Beggs is the owner of her own marketing and media agency, which works with local businesses, petition initiatives and “community building organizations,” her campaign website points out.

Lourdes Ramirez. Image from her campaign website

Ramirez— who also ran against Maio in 2014 — has been involved with a number of civic organizations, including the Sarasota County Council of Neighborhood Associations (CONA), the Siesta Key Association (SKA) and the League of Women Voters of Sarasota County. Additionally, she is a member of the Republican Executive Committee, and she serves on the boards of the Sarasota Republican Club, the Republican Women’s Club of Sarasota and the Republican Liberty Caucus.

Maio had retired as a principal with the Kimley-Horn and Associates consulting firm in Sarasota before he won the District 4 seat in 2014. While he was with Kimley-Horn, he oversaw planning and pre-construction services at the local, county, state and water management district levels.

He also was a county Planning Commission member for six years.

Maio has far outpaced Ramirez and Beggs in fundraising, according to campaign finance reports all three have filed. As of April 9, Maio had taken in $80,339 in monetary contributions and accepted $199.89 through in-kind services.

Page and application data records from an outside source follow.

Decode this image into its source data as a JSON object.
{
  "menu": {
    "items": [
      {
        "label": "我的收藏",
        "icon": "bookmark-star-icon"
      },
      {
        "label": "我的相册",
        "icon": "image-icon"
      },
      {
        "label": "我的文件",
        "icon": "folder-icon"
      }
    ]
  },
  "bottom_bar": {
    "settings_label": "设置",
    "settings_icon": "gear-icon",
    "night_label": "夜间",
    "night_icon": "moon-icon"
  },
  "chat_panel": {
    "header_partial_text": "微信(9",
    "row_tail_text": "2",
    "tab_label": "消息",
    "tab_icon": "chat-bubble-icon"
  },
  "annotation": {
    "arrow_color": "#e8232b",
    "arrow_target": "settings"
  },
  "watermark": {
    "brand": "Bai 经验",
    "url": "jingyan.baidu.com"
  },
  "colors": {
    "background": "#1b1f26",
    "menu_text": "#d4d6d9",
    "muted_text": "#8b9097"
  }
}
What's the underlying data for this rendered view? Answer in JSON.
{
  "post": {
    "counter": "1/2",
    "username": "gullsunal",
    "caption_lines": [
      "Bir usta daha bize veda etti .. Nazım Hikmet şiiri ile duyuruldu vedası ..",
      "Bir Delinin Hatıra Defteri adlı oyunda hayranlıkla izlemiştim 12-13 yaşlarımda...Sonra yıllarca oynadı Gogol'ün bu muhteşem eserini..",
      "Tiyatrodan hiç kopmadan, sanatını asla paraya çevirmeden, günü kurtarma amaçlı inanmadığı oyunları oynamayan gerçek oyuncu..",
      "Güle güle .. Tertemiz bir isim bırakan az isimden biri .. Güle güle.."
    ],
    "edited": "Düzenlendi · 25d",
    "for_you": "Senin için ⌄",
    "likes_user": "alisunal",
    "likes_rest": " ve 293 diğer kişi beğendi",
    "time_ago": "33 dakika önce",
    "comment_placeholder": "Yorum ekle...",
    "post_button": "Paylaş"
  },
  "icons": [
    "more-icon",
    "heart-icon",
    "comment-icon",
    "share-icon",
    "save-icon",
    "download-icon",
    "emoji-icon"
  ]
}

He reported spending $8,816.05.

As of April 8, Ramirez had received $6,938 in monetary contributions and $2,111.35 through in-kind services. She also has loaned the campaign $3,300.

She had spent $236.66, the records show.

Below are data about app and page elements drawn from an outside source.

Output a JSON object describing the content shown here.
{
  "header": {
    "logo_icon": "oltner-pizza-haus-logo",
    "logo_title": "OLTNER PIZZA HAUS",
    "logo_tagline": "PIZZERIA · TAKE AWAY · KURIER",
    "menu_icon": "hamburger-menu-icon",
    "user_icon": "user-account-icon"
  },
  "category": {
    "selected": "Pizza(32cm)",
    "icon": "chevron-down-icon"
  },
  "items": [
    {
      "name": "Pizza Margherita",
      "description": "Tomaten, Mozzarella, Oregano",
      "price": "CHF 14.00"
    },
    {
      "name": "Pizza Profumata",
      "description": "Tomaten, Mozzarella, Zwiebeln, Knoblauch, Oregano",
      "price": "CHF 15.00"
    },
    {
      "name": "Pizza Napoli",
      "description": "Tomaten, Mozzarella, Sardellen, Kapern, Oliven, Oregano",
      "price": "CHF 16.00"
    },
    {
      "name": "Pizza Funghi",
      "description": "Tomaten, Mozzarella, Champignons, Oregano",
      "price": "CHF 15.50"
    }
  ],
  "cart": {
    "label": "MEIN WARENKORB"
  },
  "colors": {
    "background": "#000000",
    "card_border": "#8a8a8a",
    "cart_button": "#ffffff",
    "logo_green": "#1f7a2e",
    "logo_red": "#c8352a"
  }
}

Beggs’ campaign had received $3,992 in monetary contributions through April 10, as well as $678.82 through in-kind services. She had spent $1,206.24, the records noted.

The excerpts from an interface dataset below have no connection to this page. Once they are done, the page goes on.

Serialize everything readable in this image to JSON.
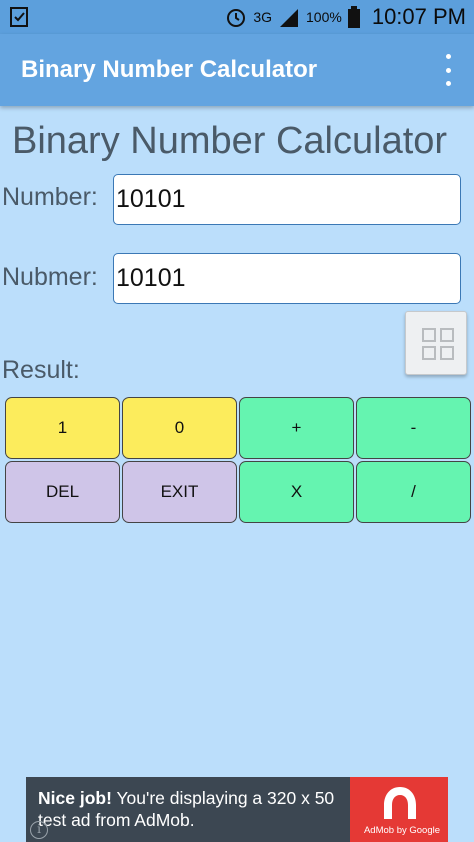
{
  "status_bar": {
    "network": "3G",
    "battery": "100%",
    "time": "10:07 PM",
    "icons": [
      "notification-check-icon",
      "alarm-icon",
      "signal-icon",
      "battery-icon"
    ]
  },
  "app_bar": {
    "title": "Binary Number Calculator",
    "menu_icon": "more-vert-icon"
  },
  "main": {
    "heading": "Binary Number Calculator",
    "number_label": "Number:",
    "number_value": "10101",
    "nubmer_label": "Nubmer:",
    "nubmer_value": "10101",
    "result_label": "Result:",
    "grid_icon": "grid-icon"
  },
  "keypad": {
    "keys": [
      {
        "label": "1",
        "color": "#fcec5c"
      },
      {
        "label": "0",
        "color": "#fcec5c"
      },
      {
        "label": "+",
        "color": "#65f4b0"
      },
      {
        "label": "-",
        "color": "#65f4b0"
      },
      {
        "label": "DEL",
        "color": "#cfc5e8"
      },
      {
        "label": "EXIT",
        "color": "#cfc5e8"
      },
      {
        "label": "X",
        "color": "#65f4b0"
      },
      {
        "label": "/",
        "color": "#65f4b0"
      }
    ]
  },
  "ad": {
    "headline": "Nice job!",
    "body": " You're displaying a 320 x 50 test ad from AdMob.",
    "brand": "AdMob by Google",
    "accent": "#e53935"
  },
  "colors": {
    "background": "#bbdefb",
    "app_bar": "#63a4e0",
    "status_bar": "#5c9fdc"
  }
}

Maio filed for re-election on Dec. 13, 2017. Beggs put her name in the figurative hat on Feb. 8, while Ramirez filed on Feb. 20.


Commissioner Alan Maio. Rachel Hackney photo

Among Maio’s contributors in March and April were solar contractor Brilliant Harvest of Sarasota; Charles Hines — his colleague on the County Commission — and Hines’ wife, Susan; commercial builder Ryan McIntyre of Bradenton; Siesta Key business owner Chris Brown; Beach Bazaar of Sarasota; Gerdes Construction of Sarasota; M&M Lodgings of Sarasota, whose manager is Maria Bankemper of the Best Western Plus Siesta Key Gateway Hotel just off Siesta Key; Siesta Mr. CB’s Rentals, the boat rental service of CB’s Saltwater Outfitters on Stickney Point Road; county Planning Commission member Colin Pember; Sweet Sparkman Architects, which has designed a number of county projects; Sarasota County Public Defender Larry Eger; Bobcat Disposal of Sarasota, a dumpster service in Lakewood Ranch; John Cannon Homes of Lakewood Ranch; Kimal Lumber Co. of Nokomis; Trent Culleny Landscape Contractor of Sarasota; Culverhouse Limited Partnership of Sarasota; Hugh F. Culverhouse, developer of Palmer Ranch; Palmer Ranch Holdings of Sarasota; LWR Communities, LWR Commercial Realty and LWR Development, all of Lakewood Ranch; and Schroeder Manatee Ranch, the developer of Lakewood Ranch.

Among Ramirez’s contributors have been two vocal opponents of an amendment to the Siesta Key Overlay District (SKOD) zoning regulations that Maio joined two of his colleagues in approving on April 10. Those contributors are Malcolm Lazin, president of the Gulf & Bay Club condominium association on Siesta Key; and Robert Sax, a resident of the Marina Del Sol condominiums on Old Stickney Point Road.

Wesley Beggs. Image from her campaign website

Ramirez was one of more than two-dozen opponents of the amendment who addressed the County Commission during the SKOD amendment public hearing on April 10.

She also has received contributions from Sarasota attorney Dan Lobeck and the organization he helms, Control Growth Now.

Most of Beggs’ contributions have come from individuals, her campaign finance reports show. However, she has received $50 from the Sarasota-Charlotte Democratic Progressive Caucus, based in Sarasota; and $100 from the Manasota Young Democrats, also headquartered in Sarasota.

Since he filed for re-election, Maio had received a total of 473 contributions through April 9.

Ramirez’s finance reports show a total of 60 contributions, including the loans she made to her campaign and 15 in-kind services she had provided as of the April report, according to aSarasota News Leadercount.

Beggs had received 61 contributions as of April 9, including 10 in-kind contributions she made to her campaign.